When humans are allergic to pets, it means that they develop an immune reaction to a protein in the glands of a dog’s skin. Therefore, their allergies are irritated by a dog’s dander, as well as their saliva, which dries on their coat when they lick themselves, and can cause a reaction. Dog allergens are unfortunately very sticky, adhere to many surfaces in a home as well as in the air, and remain potent for weeks. Typical allergy symptoms include sneezing, coughing, itchy eyes, and even rashes.
When You Have Allergies
Buying a puppy or dog is a huge decision, and if you or a family member is known to be allergic, that must be taken into consideration. But it’s also possible to develop allergies after you buy a dog, or discover that you have a mild allergy that you weren’t previously aware of. You should talk to your doctor to determine the severity of your allergies as well as a treatment plan, but there are a variety of medications as well as allergy shots that can help.
Coping With Allergies
If you have to cope with pet allergies on a daily basis, there are a few steps you can take to alleviate discomfort. These tips are also useful if you have a guest who is allergic to your dog:
- Wash your hands right after petting your dog and try to keep your hands away from your face and eyes.
- Have another family member brush your dog regularly to help get rid of excess hair and dander.
- Bathe your dog regularly (there are a variety of dog shampoos available at your local pet store). You should also wash his toys and bedding regularly.

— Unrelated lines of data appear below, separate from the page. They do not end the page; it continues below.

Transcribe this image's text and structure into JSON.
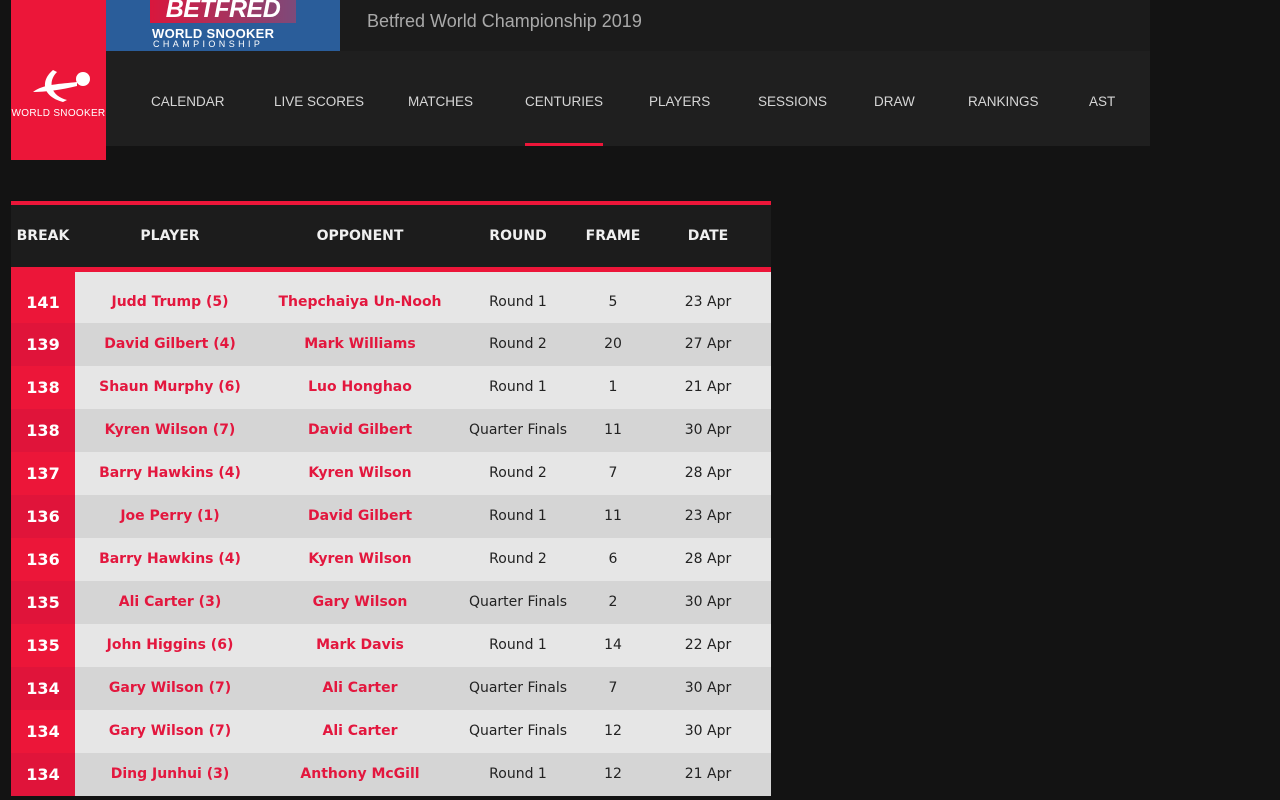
{
  "brand": {
    "logo_text": "WORLD SNOOKER",
    "banner_line1": "BETFRED",
    "banner_line2": "WORLD SNOOKER",
    "banner_line3": "CHAMPIONSHIP",
    "accent": "#ec1639"
  },
  "header": {
    "title": "Betfred World Championship 2019"
  },
  "nav": {
    "active": "CENTURIES",
    "items": [
      "CALENDAR",
      "LIVE SCORES",
      "MATCHES",
      "CENTURIES",
      "PLAYERS",
      "SESSIONS",
      "DRAW",
      "RANKINGS",
      "AST"
    ]
  },
  "table": {
    "columns": [
      "BREAK",
      "PLAYER",
      "OPPONENT",
      "ROUND",
      "FRAME",
      "DATE"
    ],
    "rows": [
      [
        "141",
        "Judd Trump (5)",
        "Thepchaiya Un-Nooh",
        "Round 1",
        "5",
        "23 Apr"
      ],
      [
        "139",
        "David Gilbert (4)",
        "Mark Williams",
        "Round 2",
        "20",
        "27 Apr"
      ],
      [
        "138",
        "Shaun Murphy (6)",
        "Luo Honghao",
        "Round 1",
        "1",
        "21 Apr"
      ],
      [
        "138",
        "Kyren Wilson (7)",
        "David Gilbert",
        "Quarter Finals",
        "11",
        "30 Apr"
      ],
      [
        "137",
        "Barry Hawkins (4)",
        "Kyren Wilson",
        "Round 2",
        "7",
        "28 Apr"
      ],
      [
        "136",
        "Joe Perry (1)",
        "David Gilbert",
        "Round 1",
        "11",
        "23 Apr"
      ],
      [
        "136",
        "Barry Hawkins (4)",
        "Kyren Wilson",
        "Round 2",
        "6",
        "28 Apr"
      ],
      [
        "135",
        "Ali Carter (3)",
        "Gary Wilson",
        "Quarter Finals",
        "2",
        "30 Apr"
      ],
      [
        "135",
        "John Higgins (6)",
        "Mark Davis",
        "Round 1",
        "14",
        "22 Apr"
      ],
      [
        "134",
        "Gary Wilson (7)",
        "Ali Carter",
        "Quarter Finals",
        "7",
        "30 Apr"
      ],
      [
        "134",
        "Gary Wilson (7)",
        "Ali Carter",
        "Quarter Finals",
        "12",
        "30 Apr"
      ],
      [
        "134",
        "Ding Junhui (3)",
        "Anthony McGill",
        "Round 1",
        "12",
        "21 Apr"
      ]
    ]
  }
}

- Keep your dog away from your bedroom at all times, and purchase pillows and mattresses with non-allergenic polyester filling.
- Avoid having heavy carpets, curtains, or upholstered furniture because allergens stick to them easily. If you have carpeting, have it steam-cleaned several times a year. Keep walls and floors extra clean.
Use an air purifier containing a HEPA filter, which will remove some of the dander in the air. You should also use a vacuum with a HEPA filter, which can pick up more dander from the floor.
If you know you are allergic to dogs, but still want to own one, there are a variety of breeds that may not aggravate your allergies as much. These breeds tend to have much shorter coats and don’t shed as much. But remember, every person reacts differently to different breeds, so there is no guarantee that any given dog will be “hypo-allergenic”. If you are allergic, consult your local pet store and your doctor to make a educated decision about what dog will be best for you.